Customizing one’s fightstick is a time-honored practice within the Fighting Game Community. For those that wield them, custom fighsticks are the ultimate show of appreciation for the genre, and for good reason. The process of fully customizing one’s fightstick can be tricky, but there are still plenty of reimgs for people to make it as simple as possible.
While creating a custom stick always takes some amount of effort, online reimgs has made it easier than ever to do so. Before the popularization of pre-made fightsticks, aficionados spent a hefty amount of time and money hunting down quality parts. Now, people can order all the necessary parts individually for relatively cheap online. With today’s reimgs, even the most demanding creations are comparatively easy. It all depends on how much time and money an interested player would like to spend.
For those who want to spend very little of either, pre-made fightsticks can be bought on pretty much every popular marketplace, such as Amazon. Those who prefer a more personal touch to their equipment can find a detailed part list and build guide on the dedicated fightstick site, Focusattack.

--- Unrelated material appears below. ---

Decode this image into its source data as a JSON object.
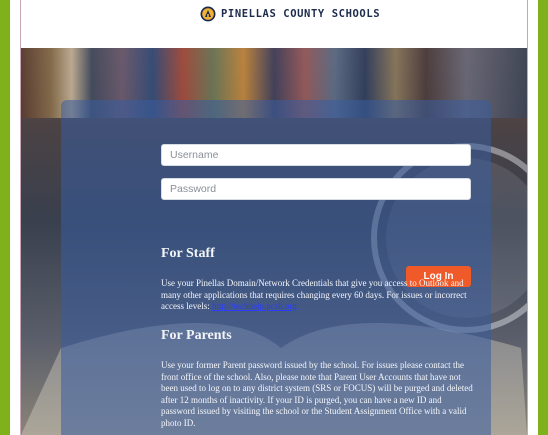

Regardless of whether or not it comes pre-made, every fighstick comes with the same basic parts: a case, a joystick, the printed circuit board (or PCB), the buttons, and the internal wires.
Aside from the wires, cases can be the simplest fightstick part to consider. Anything that can house the fightstick’s internals will work. People have made fightsticks out of everything from cardboard boxes to hollowed-out game consoles. However, they become increasingly more complex the more a person wishes to stand out aesthetically. Many players settle for switching the art on their existing fightstick with a custom design, but the savvy builder can make their fightstick as stylish as they want using whatever artistic method they desire. Those who desire a simple art-swap, however, can easily order custom prints online.
The fightstick’s other parts generally require a bit more thought. The actual joystick itself is incredibly important, and different players often find themselves preferring different brands, stick shapes, and even spring tightness. However, the general gold standard joystick amongst stick uses is the Sanwa JLF. It’s a quality joystick, and it is found in most of the quality pre-made sticks on the market. Conversely, buttons are considerably less confusing despite having many more options. They come in many different shapes and colors, but are almost always cheap to acquire and easy to install. Most of the time they can simply be pushed or screwed in and wired up in moments. Players building their own cases will need to drill the right sized holes to suit their buttons.
Finally, PCBs (the part of the fightstick that sends and receives information from the console) can be the most intensive part to acquire and install in a Fightstick. PCBs that work on one (or even multiple) of the latest consoles can easily be acquired, and are often incredibly easy to install. Players can also rip the PCB out of any standard controller if they wish, but integrating these PCBs requires some delicate soldering work. Once the PCB is installed, players are free to connect their buttons and stick to it using the wire, hook it up to their Xbox, PlayStation, or PC of choice, and start playing.